should be refused confession.

Because, you say, you've been informed
my breast has caused offence to you,
I stand condemned, ferocious one. 
Does uncertain news, not fact,
achieve more in your obdurate breast
than experience of so many truths?

If you've believed in others', Fabio,
why not believe in your own eyes?
Why, reversing the sense of Law,
deliver to the rope my neck?
You're as liberal with your rigours 
as meanly strict with favours.

If I have looked at other eyes, Fabio,
kill me with your wrathful eyes.
If I serve another care,
let your implacable anger serve me.
And if another's love diverts me,
you, who've been my life, strike me dead.

If I have viewed another with delight,
never be delight in our mutual looks;
if with another I engaged in pleasant speech,
let your eternal displeasure point at me.
And if another love disturbs my sense,
chase out of me my soul, who've been my soul.

But as I die without resisting
my unhappy lot, my only wish
is you allow me choose the death I like.
Let my death be of my choice,
for your mere choice 
continues me in life.

Let me not die of harshness, Fabio,
when I can die of love.
That will do you credit,
redeem me, since to die for love,
not for guilt, is no less a death,
but more an honoured one.

And now, finally, I seek your pardon
for all the wrongs I did to you through love.
Wrongs they are and they deserve your scorn.
Your offence is just in my accosting you,
because by loving you 
I turn you to ingratitude.

Love Opened a Mortal Wound / Con el dolor de la mortal herida

(Skip to the original poem in Spanish)

Love opened a mortal wound.
In agony, I worked the blade
to make it deeper.
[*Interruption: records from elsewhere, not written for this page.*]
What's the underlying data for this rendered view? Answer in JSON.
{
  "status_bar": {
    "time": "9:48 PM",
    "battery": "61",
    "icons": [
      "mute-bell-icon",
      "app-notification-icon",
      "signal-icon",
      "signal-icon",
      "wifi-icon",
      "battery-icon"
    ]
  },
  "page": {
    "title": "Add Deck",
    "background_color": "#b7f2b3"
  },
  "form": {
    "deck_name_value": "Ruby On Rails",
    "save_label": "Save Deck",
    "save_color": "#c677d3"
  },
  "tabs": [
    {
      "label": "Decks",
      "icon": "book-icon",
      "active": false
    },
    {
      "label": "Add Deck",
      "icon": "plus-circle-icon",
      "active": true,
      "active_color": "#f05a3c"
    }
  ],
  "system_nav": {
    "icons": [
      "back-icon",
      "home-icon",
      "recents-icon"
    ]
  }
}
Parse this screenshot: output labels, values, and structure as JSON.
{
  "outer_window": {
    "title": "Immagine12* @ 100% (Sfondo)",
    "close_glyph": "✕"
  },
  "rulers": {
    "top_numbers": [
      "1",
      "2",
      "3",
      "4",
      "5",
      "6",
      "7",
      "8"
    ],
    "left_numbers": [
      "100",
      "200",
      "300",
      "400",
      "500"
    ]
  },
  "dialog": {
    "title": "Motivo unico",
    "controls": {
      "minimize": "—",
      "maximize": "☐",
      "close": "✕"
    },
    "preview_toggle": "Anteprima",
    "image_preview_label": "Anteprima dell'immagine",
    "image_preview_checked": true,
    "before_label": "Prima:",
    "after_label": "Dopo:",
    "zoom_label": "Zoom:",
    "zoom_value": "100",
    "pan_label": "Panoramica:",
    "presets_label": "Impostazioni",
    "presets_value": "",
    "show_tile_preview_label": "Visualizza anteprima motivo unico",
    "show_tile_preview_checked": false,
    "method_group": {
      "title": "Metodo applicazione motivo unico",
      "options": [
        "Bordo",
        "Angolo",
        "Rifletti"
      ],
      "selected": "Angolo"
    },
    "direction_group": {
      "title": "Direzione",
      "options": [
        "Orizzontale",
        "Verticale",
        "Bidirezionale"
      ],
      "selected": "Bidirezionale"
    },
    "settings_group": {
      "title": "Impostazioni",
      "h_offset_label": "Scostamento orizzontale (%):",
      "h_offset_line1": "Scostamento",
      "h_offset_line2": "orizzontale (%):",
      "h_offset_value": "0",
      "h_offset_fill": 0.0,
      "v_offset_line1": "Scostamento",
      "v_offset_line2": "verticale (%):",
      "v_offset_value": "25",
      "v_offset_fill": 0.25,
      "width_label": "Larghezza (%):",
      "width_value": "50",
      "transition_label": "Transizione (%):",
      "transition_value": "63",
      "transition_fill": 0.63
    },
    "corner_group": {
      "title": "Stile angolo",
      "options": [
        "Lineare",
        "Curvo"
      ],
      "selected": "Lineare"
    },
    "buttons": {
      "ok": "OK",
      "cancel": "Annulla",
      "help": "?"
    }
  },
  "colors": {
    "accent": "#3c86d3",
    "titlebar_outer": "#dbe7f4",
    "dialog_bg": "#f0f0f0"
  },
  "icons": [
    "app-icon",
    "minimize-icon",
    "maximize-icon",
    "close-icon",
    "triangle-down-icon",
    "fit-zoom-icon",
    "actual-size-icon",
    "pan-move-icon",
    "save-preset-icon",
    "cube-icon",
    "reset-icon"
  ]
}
Please,
I begged, let death come quick.

Wild, distracted, sick, 
I counted, counted
all the ways love hurt me.
One life, I thought--a thousand deaths.

Blow after blow, my heart
couldn't survive this beating.
Then--how can I explain it?

I came to my senses. I said,
Why do I suffer? What lover
ever had so much pleasure?

Con el dolor de la moral herida,
de un agravio de amor me lamentaba;
y por ver si la muerte se llegaba,
procuraba que fuese más crecida.

Toda en el mal el alma divertida,
pena por pena su dolor sumaba,
y en cada circunstancia ponderaba
que sobrarban mil muertes a una vida.

Y cuando, al golpe de uno y otro tiro,
rendido el corazón daba penoso
señas de dar el último suspiro,

no sé con qué destino prodigioso
volví en mi acuerdo y dije:--¿Qué me admiro?
¿Quién en amor ha sido más dichoso?